Banner Health
Making healthcare easier


What Is Scoliosis?

Scoliosis is a condition in which the spine curves to the side in an S or C shape. Scoliosis can occur at any age, but it is most diagnosed in children and adolescents during growth spurts. The cause of scoliosis is often unknown, but it may be related to genetic factors or other underlying conditions such as cerebral palsy or muscular dystrophy. Scoliosis can cause problems with posture and balance, and it can also lead to pain and difficulty with physical activities. Treatment options may include observation, physical therapy, bracing or surgery, depending on the severity of the curvature and the age of the person.

Types of Scoliosis

There are different types of scoliosis that can be broken down into categories. The largest being idiopathic scoliosis, a term used to refer to cases where the cause is unknown. Within that category, idiopathic scoliosis is broken down by age, the most common of these being adolescent scoliosis:

  • Infant: 0 - 3 years
  • Juvenile: 4 - 10 years
  • Adolescent: 11 - 18 years
  • Adult: 18+ years

When a cause can be determined, it will fall under two categories:

  • Congenital scoliosis - Where spinal deformities are present from birth.
  • Neuromuscular scoliosis - When nerve malfunctions affect the muscles and spine.

Scoliosis is also categorized into structural or nonstructural, referring to the treatability of scoliosis.

  • Structural – The spinal curve abnormality was caused by disease, injury or birth defect, and is untreatable.
  • Nonstructural – This is a temporary abnormality of the spine and can be fixed.

What Causes Scoliosis?

The root cause of many cases is undetermined. Most commonly it arises as a result of a growth spurt during puberty that causes an abnormal growth pattern or curve progression. It can also be a symptom of conditions such as muscular dystrophy and cerebral palsy.

Other factors may include:

  • Birth defects
  • Neurological disorders
  • Genetic conditions

What Are the Symptoms of Scoliosis?

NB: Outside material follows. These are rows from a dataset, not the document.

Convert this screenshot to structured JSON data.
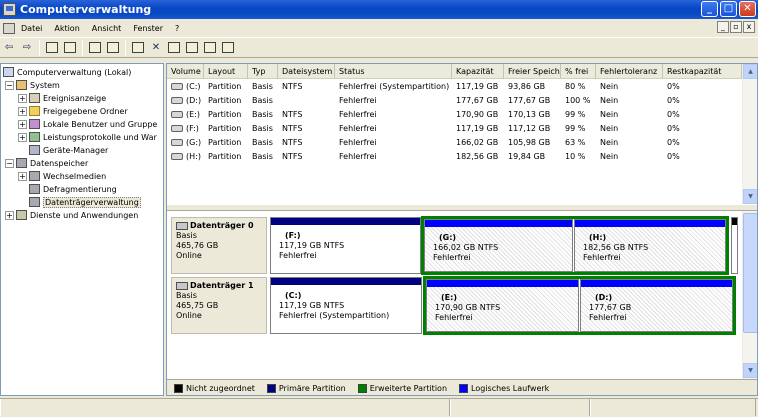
{
  "window": {
    "title": "Computerverwaltung"
  },
  "menu": [
    "Datei",
    "Aktion",
    "Ansicht",
    "Fenster",
    "?"
  ],
  "title_buttons": {
    "minimize": "_",
    "maximize": "□",
    "close": "✕"
  },
  "mdi_buttons": {
    "minimize": "_",
    "restore": "▫",
    "close": "x"
  },
  "toolbar": {
    "back": "⇦",
    "forward": "⇨"
  },
  "tree": [
    {
      "label": "Computerverwaltung (Lokal)",
      "level": 0,
      "expander": "",
      "icon": "pc"
    },
    {
      "label": "System",
      "level": 1,
      "expander": "−",
      "icon": "tool"
    },
    {
      "label": "Ereignisanzeige",
      "level": 2,
      "expander": "+",
      "icon": "book"
    },
    {
      "label": "Freigegebene Ordner",
      "level": 2,
      "expander": "+",
      "icon": "folder"
    },
    {
      "label": "Lokale Benutzer und Gruppe",
      "level": 2,
      "expander": "+",
      "icon": "users"
    },
    {
      "label": "Leistungsprotokolle und War",
      "level": 2,
      "expander": "+",
      "icon": "chart"
    },
    {
      "label": "Geräte-Manager",
      "level": 2,
      "expander": "",
      "icon": "dev"
    },
    {
      "label": "Datenspeicher",
      "level": 1,
      "expander": "−",
      "icon": "disk"
    },
    {
      "label": "Wechselmedien",
      "level": 2,
      "expander": "+",
      "icon": "disk"
    },
    {
      "label": "Defragmentierung",
      "level": 2,
      "expander": "",
      "icon": "disk"
    },
    {
      "label": "Datenträgerverwaltung",
      "level": 2,
      "expander": "",
      "icon": "disk",
      "selected": true
    },
    {
      "label": "Dienste und Anwendungen",
      "level": 1,
      "expander": "+",
      "icon": "svc"
    }
  ],
  "volume_table": {
    "columns": [
      "Volume",
      "Layout",
      "Typ",
      "Dateisystem",
      "Status",
      "Kapazität",
      "Freier Speicher",
      "% frei",
      "Fehlertoleranz",
      "Restkapazität"
    ],
    "rows": [
      [
        "(C:)",
        "Partition",
        "Basis",
        "NTFS",
        "Fehlerfrei (Systempartition)",
        "117,19 GB",
        "93,86 GB",
        "80 %",
        "Nein",
        "0%"
      ],
      [
        "(D:)",
        "Partition",
        "Basis",
        "",
        "Fehlerfrei",
        "177,67 GB",
        "177,67 GB",
        "100 %",
        "Nein",
        "0%"
      ],
      [
        "(E:)",
        "Partition",
        "Basis",
        "NTFS",
        "Fehlerfrei",
        "170,90 GB",
        "170,13 GB",
        "99 %",
        "Nein",
        "0%"
      ],
      [
        "(F:)",
        "Partition",
        "Basis",
        "NTFS",
        "Fehlerfrei",
        "117,19 GB",
        "117,12 GB",
        "99 %",
        "Nein",
        "0%"
      ],
      [
        "(G:)",
        "Partition",
        "Basis",
        "NTFS",
        "Fehlerfrei",
        "166,02 GB",
        "105,98 GB",
        "63 %",
        "Nein",
        "0%"
      ],
      [
        "(H:)",
        "Partition",
        "Basis",
        "NTFS",
        "Fehlerfrei",
        "182,56 GB",
        "19,84 GB",
        "10 %",
        "Nein",
        "0%"
      ]
    ]
  },
  "disks": [
    {
      "name": "Datenträger 0",
      "type": "Basis",
      "size": "465,76 GB",
      "state": "Online",
      "segments": [
        {
          "letter": "(F:)",
          "size": "117,19 GB NTFS",
          "status": "Fehlerfrei",
          "kind": "primary"
        },
        {
          "letter": "(G:)",
          "size": "166,02 GB NTFS",
          "status": "Fehlerfrei",
          "kind": "logical"
        },
        {
          "letter": "(H:)",
          "size": "182,56 GB NTFS",
          "status": "Fehlerfrei",
          "kind": "logical"
        }
      ]
    },
    {
      "name": "Datenträger 1",
      "type": "Basis",
      "size": "465,75 GB",
      "state": "Online",
      "segments": [
        {
          "letter": "(C:)",
          "size": "117,19 GB NTFS",
          "status": "Fehlerfrei (Systempartition)",
          "kind": "primary"
        },
        {
          "letter": "(E:)",
          "size": "170,90 GB NTFS",
          "status": "Fehlerfrei",
          "kind": "logical"
        },
        {
          "letter": "(D:)",
          "size": "177,67 GB",
          "status": "Fehlerfrei",
          "kind": "logical"
        }
      ]
    }
  ],
  "legend": [
    {
      "label": "Nicht zugeordnet",
      "color": "#000000"
    },
    {
      "label": "Primäre Partition",
      "color": "#000080"
    },
    {
      "label": "Erweiterte Partition",
      "color": "#008000"
    },
    {
      "label": "Logisches Laufwerk",
      "color": "#0000ff"
    }
  ],
  "colors": {
    "primary": "#000080",
    "logical": "#0000ff",
    "extended": "#008000",
    "unallocated": "#000000"
  },
  "scrollbar": {
    "up": "▲",
    "down": "▼"
  }
}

Symptoms will vary depending on the cause and degree of scoliosis, but common symptoms may include:

  • Uneven shoulder blades
  • One shoulder blade that protrudes outward and one that does not
  • Uneven hips
  • Rotation in the spine
  • Problems breathing because of unnatural pressure on the chest and lungs
  • Chronic back pain

How Is Scoliosis Diagnosed?

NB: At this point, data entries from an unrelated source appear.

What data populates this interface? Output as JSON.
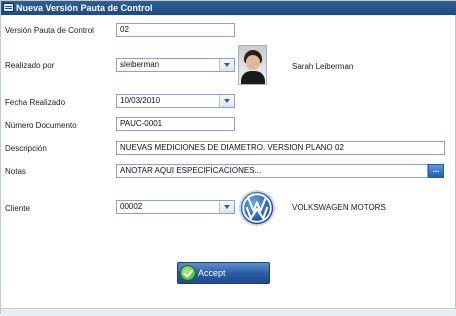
{
  "window": {
    "title": "Nueva Versión Pauta de Control"
  },
  "form": {
    "version_label": "Versión Pauta de Control",
    "version_value": "02",
    "realizado_label": "Realizado por",
    "realizado_value": "sleiberman",
    "realizado_name": "Sarah Leiberman",
    "fecha_label": "Fecha Realizado",
    "fecha_value": "10/03/2010",
    "numero_label": "Número Documento",
    "numero_value": "PAUC-0001",
    "descripcion_label": "Descripción",
    "descripcion_value": "NUEVAS MEDICIONES DE DIAMETRO. VERSION PLANO 02",
    "notas_label": "Notas",
    "notas_value": "ANOTAR AQUI ESPECIFICACIONES...",
    "notas_button": "...",
    "cliente_label": "Cliente",
    "cliente_value": "00002",
    "cliente_name": "VOLKSWAGEN MOTORS",
    "cliente_logo_text": "VW"
  },
  "actions": {
    "accept_label": "Accept"
  },
  "icons": {
    "window_icon": "window-app-icon",
    "combo_arrow": "chevron-down-icon",
    "accept_icon": "check-icon",
    "avatar": "user-photo",
    "client_logo": "volkswagen-logo"
  },
  "colors": {
    "titlebar": "#2a5690",
    "field_border": "#8ea3bf",
    "button_blue": "#2a5aa1",
    "check_green": "#36a12c"
  }
}
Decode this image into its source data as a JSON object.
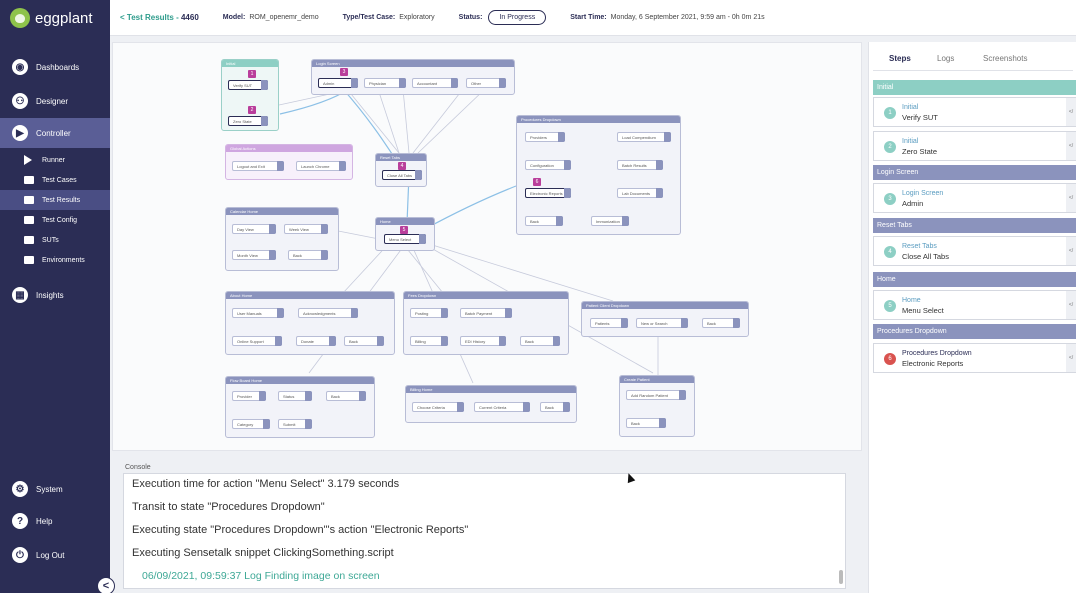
{
  "app": {
    "logo_text": "eggplant"
  },
  "sidebar": {
    "items": [
      {
        "label": "Dashboards",
        "icon": "dashboard-icon"
      },
      {
        "label": "Designer",
        "icon": "designer-icon"
      },
      {
        "label": "Controller",
        "icon": "controller-icon",
        "active": true
      },
      {
        "label": "Runner",
        "icon": "play-icon"
      },
      {
        "label": "Test Cases",
        "icon": "test-cases-icon"
      },
      {
        "label": "Test Results",
        "icon": "test-results-icon",
        "active": true
      },
      {
        "label": "Test Config",
        "icon": "test-config-icon"
      },
      {
        "label": "SUTs",
        "icon": "monitor-icon"
      },
      {
        "label": "Environments",
        "icon": "environments-icon"
      },
      {
        "label": "Insights",
        "icon": "insights-icon"
      },
      {
        "label": "System",
        "icon": "system-icon"
      },
      {
        "label": "Help",
        "icon": "help-icon"
      },
      {
        "label": "Log Out",
        "icon": "logout-icon"
      }
    ],
    "collapse_glyph": "<"
  },
  "header": {
    "back_text": "< Test Results - ",
    "result_id": "4460",
    "model_label": "Model:",
    "model_value": "ROM_openemr_demo",
    "type_label": "Type/Test Case:",
    "type_value": "Exploratory",
    "status_label": "Status:",
    "status_value": "In Progress",
    "start_label": "Start Time:",
    "start_value": "Monday, 6 September 2021, 9:59 am - 0h 0m 21s"
  },
  "flow": {
    "initial": {
      "title": "Initial",
      "nodes": [
        "Verify SUT",
        "Zero State"
      ]
    },
    "login": {
      "title": "Login Screen",
      "nodes": [
        "Admin",
        "Physician",
        "Accountant",
        "Other"
      ]
    },
    "global_actions": {
      "title": "Global Actions",
      "nodes": [
        "Logout and Exit",
        "Launch Chrome"
      ]
    },
    "reset_tabs": {
      "title": "Reset Tabs",
      "nodes": [
        "Close All Tabs"
      ]
    },
    "procedures": {
      "title": "Procedures Dropdown",
      "nodes": [
        "Providers",
        "Load Compendium",
        "Configuration",
        "Batch Results",
        "Electronic Reports",
        "Lab Documents",
        "Back",
        "Immunization"
      ]
    },
    "calendar": {
      "title": "Calendar Home",
      "nodes": [
        "Day View",
        "Week View",
        "Month View",
        "Back"
      ]
    },
    "home": {
      "title": "Home",
      "nodes": [
        "Menu Select"
      ]
    },
    "about": {
      "title": "About Home",
      "nodes": [
        "User Manuals",
        "Acknowledgments",
        "Online Support",
        "Donate",
        "Back"
      ]
    },
    "fees": {
      "title": "Fees Dropdown",
      "nodes": [
        "Posting",
        "Batch Payment",
        "Billing",
        "EDI History",
        "Back"
      ]
    },
    "patient_client": {
      "title": "Patient Client Dropdown",
      "nodes": [
        "Patients",
        "New or Search",
        "Back"
      ]
    },
    "flow_board": {
      "title": "Flow Board Home",
      "nodes": [
        "Provider",
        "Status",
        "Back",
        "Category",
        "Submit"
      ]
    },
    "billing": {
      "title": "Billing Home",
      "nodes": [
        "Choose Criteria",
        "Current Criteria",
        "Back"
      ]
    },
    "create_patient": {
      "title": "Create Patient",
      "nodes": [
        "Add Random Patient",
        "Back"
      ]
    },
    "step_numbers": [
      "1",
      "2",
      "3",
      "4",
      "5",
      "6"
    ]
  },
  "console": {
    "label": "Console",
    "lines": [
      "Execution time for action \"Menu Select\" 3.179 seconds",
      "Transit to state \"Procedures Dropdown\"",
      "Executing state \"Procedures Dropdown\"'s action \"Electronic Reports\"",
      "Executing Sensetalk snippet ClickingSomething.script"
    ],
    "log_line": "06/09/2021, 09:59:37 Log Finding image on screen"
  },
  "right_panel": {
    "tabs": [
      "Steps",
      "Logs",
      "Screenshots"
    ],
    "groups": [
      {
        "title": "Initial",
        "color": "#8dcfc4",
        "steps": [
          {
            "num": "1",
            "state": "Initial",
            "action": "Verify SUT",
            "color": "#8dcfc4"
          },
          {
            "num": "2",
            "state": "Initial",
            "action": "Zero State",
            "color": "#8dcfc4"
          }
        ]
      },
      {
        "title": "Login Screen",
        "color": "#8b93bd",
        "steps": [
          {
            "num": "3",
            "state": "Login Screen",
            "action": "Admin",
            "color": "#8dcfc4"
          }
        ]
      },
      {
        "title": "Reset Tabs",
        "color": "#8b93bd",
        "steps": [
          {
            "num": "4",
            "state": "Reset Tabs",
            "action": "Close All Tabs",
            "color": "#8dcfc4"
          }
        ]
      },
      {
        "title": "Home",
        "color": "#8b93bd",
        "steps": [
          {
            "num": "5",
            "state": "Home",
            "action": "Menu Select",
            "color": "#8dcfc4"
          }
        ]
      },
      {
        "title": "Procedures Dropdown",
        "color": "#8b93bd",
        "steps": [
          {
            "num": "6",
            "state": "Procedures Dropdown",
            "action": "Electronic Reports",
            "color": "#d9534f"
          }
        ]
      }
    ],
    "code_glyph": "</"
  },
  "colors": {
    "sidebar_bg": "#2b2d55",
    "accent_teal": "#8dcfc4",
    "accent_navy": "#8b93bd",
    "error_red": "#d9534f",
    "highlight_magenta": "#b93e9b"
  }
}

Your diagnosis of scoliosis will begin with a comprehensive medical exam and will likely also include an imaging test. CT scans may be performed to look for abnormalities in the spine and surrounding soft tissue. MRI scans are also common, offering a more detailed view of the spine.

Scoliosis Treatment

Types of treatment will depend on several factors. The degree of which the spine is curved or damaged being the major factor. Other factors include:

  • Age
  • Potential for more growth (in juvenile and adolescence cases)
  • The type of curvature
  • The type of scoliosis

The most common treatment options are bracing and surgery.


A scoliosis brace may be used if there is still potential for growth or if a spinal curvature is severe. Braces will not reverse curvature but they can prevent the spine from curving further. Doctors generally recommend juvenile cases reach adolescence before bracing.

There are two types of braces used in the treatment of scoliosis.

  • Underarm – A brace that wraps around the torso to promote good posture and prevent slouching or uneven posture.
  • Milwaukee – The original brace developed for scoliosis in the 1940s. Similar to the underarm brace but bulkier and much taller. Rarely used unless a case is severe or if curvature in higher on the spine.


Scoliosis surgery  is recommended for people with severe curvature that is greater than 40 degrees. Surgery may also be used if the symptoms are dangerous or if they are interfering with daily life.

Spinal fusion is the surgical procedure most often used to treat scoliosis. This procedure removes soft tissue between vertebral bones and replaces it with bone or metal. The two bones, over time, fuse to form one long bone. Another method of spinal fusion surgery is fusing vertebrae together using bone grafts, rods and screws. A spinal fusion will most likely require a hospital stay and will likely cause some activity restrictions for three to twelve months.

Ongoing Care for Scoliosis

Long term care will depend on the degree of curvature and the spine’s reaction to treatment. Long-term symptoms that are mild may not interfere with everyday activities.

With the right treatment plan and a healthy lifestyle, symptoms can be greatly reduced to allow for normal functioning of the spine.

At Banner Health, we understand that spine conditions can be painful, which is why we bring together a team of experts, including neurologists, neurosurgeons and orthopedic surgeons to treat your individual spine condition.